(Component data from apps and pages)
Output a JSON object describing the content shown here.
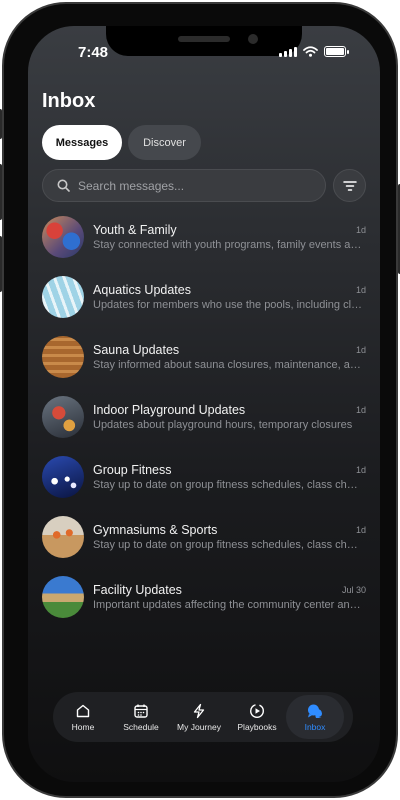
{
  "status_bar": {
    "time": "7:48"
  },
  "header": {
    "title": "Inbox"
  },
  "segments": {
    "messages": "Messages",
    "discover": "Discover"
  },
  "search": {
    "placeholder": "Search messages..."
  },
  "messages": [
    {
      "title": "Youth & Family",
      "preview": "Stay connected with youth programs, family events and more",
      "time": "1d"
    },
    {
      "title": "Aquatics Updates",
      "preview": "Updates for members who use the pools, including closures",
      "time": "1d"
    },
    {
      "title": "Sauna Updates",
      "preview": "Stay informed about sauna closures, maintenance, and more",
      "time": "1d"
    },
    {
      "title": "Indoor Playground Updates",
      "preview": "Updates about playground hours, temporary closures",
      "time": "1d"
    },
    {
      "title": "Group Fitness",
      "preview": "Stay up to date on group fitness schedules, class changes",
      "time": "1d"
    },
    {
      "title": "Gymnasiums & Sports",
      "preview": "Stay up to date on group fitness schedules, class changes",
      "time": "1d"
    },
    {
      "title": "Facility Updates",
      "preview": "Important updates affecting the community center and more",
      "time": "Jul 30"
    }
  ],
  "tabs": [
    {
      "label": "Home",
      "icon": "home-icon"
    },
    {
      "label": "Schedule",
      "icon": "calendar-icon"
    },
    {
      "label": "My Journey",
      "icon": "lightning-icon"
    },
    {
      "label": "Playbooks",
      "icon": "play-circle-icon"
    },
    {
      "label": "Inbox",
      "icon": "chat-bubble-icon"
    }
  ],
  "colors": {
    "accent": "#2f8cff",
    "background": "#1b1c1f",
    "active_segment": "#ffffff"
  }
}
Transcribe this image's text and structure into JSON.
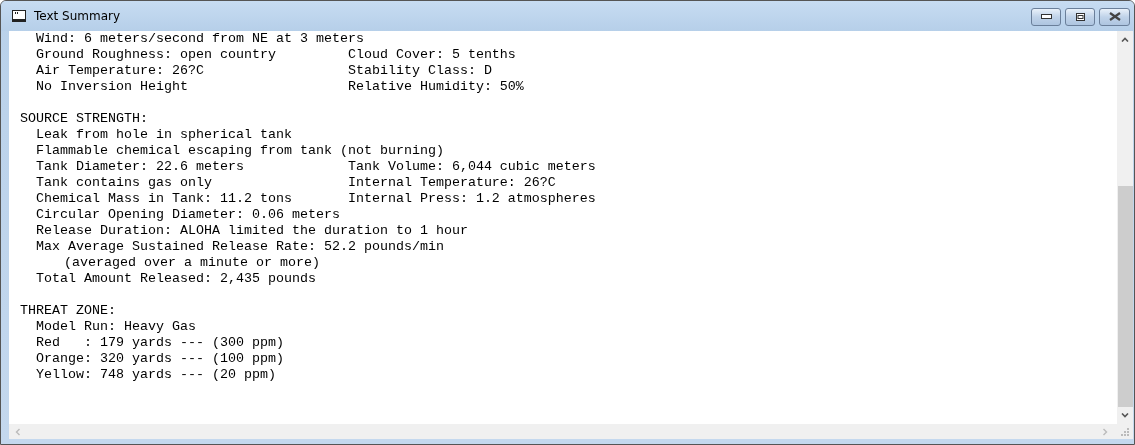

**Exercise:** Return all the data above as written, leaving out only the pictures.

**Answer for the task:**
Output a JSON object describing the content shown here.
{
  "status_bar": {
    "time": "7:48"
  },
  "header": {
    "title": "Inbox"
  },
  "segments": {
    "messages": "Messages",
    "discover": "Discover"
  },
  "search": {
    "placeholder": "Search messages..."
  },
  "messages": [
    {
      "title": "Youth & Family",
      "preview": "Stay connected with youth programs, family events and more",
      "time": "1d"
    },
    {
      "title": "Aquatics Updates",
      "preview": "Updates for members who use the pools, including closures",
      "time": "1d"
    },
    {
      "title": "Sauna Updates",
      "preview": "Stay informed about sauna closures, maintenance, and more",
      "time": "1d"
    },
    {
      "title": "Indoor Playground Updates",
      "preview": "Updates about playground hours, temporary closures",
      "time": "1d"
    },
    {
      "title": "Group Fitness",
      "preview": "Stay up to date on group fitness schedules, class changes",
      "time": "1d"
    },
    {
      "title": "Gymnasiums & Sports",
      "preview": "Stay up to date on group fitness schedules, class changes",
      "time": "1d"
    },
    {
      "title": "Facility Updates",
      "preview": "Important updates affecting the community center and more",
      "time": "Jul 30"
    }
  ],
  "tabs": [
    {
      "label": "Home",
      "icon": "home-icon"
    },
    {
      "label": "Schedule",
      "icon": "calendar-icon"
    },
    {
      "label": "My Journey",
      "icon": "lightning-icon"
    },
    {
      "label": "Playbooks",
      "icon": "play-circle-icon"
    },
    {
      "label": "Inbox",
      "icon": "chat-bubble-icon"
    }
  ],
  "colors": {
    "accent": "#2f8cff",
    "background": "#1b1c1f",
    "active_segment": "#ffffff"
  }
}
Transcribe this image's text and structure into JSON.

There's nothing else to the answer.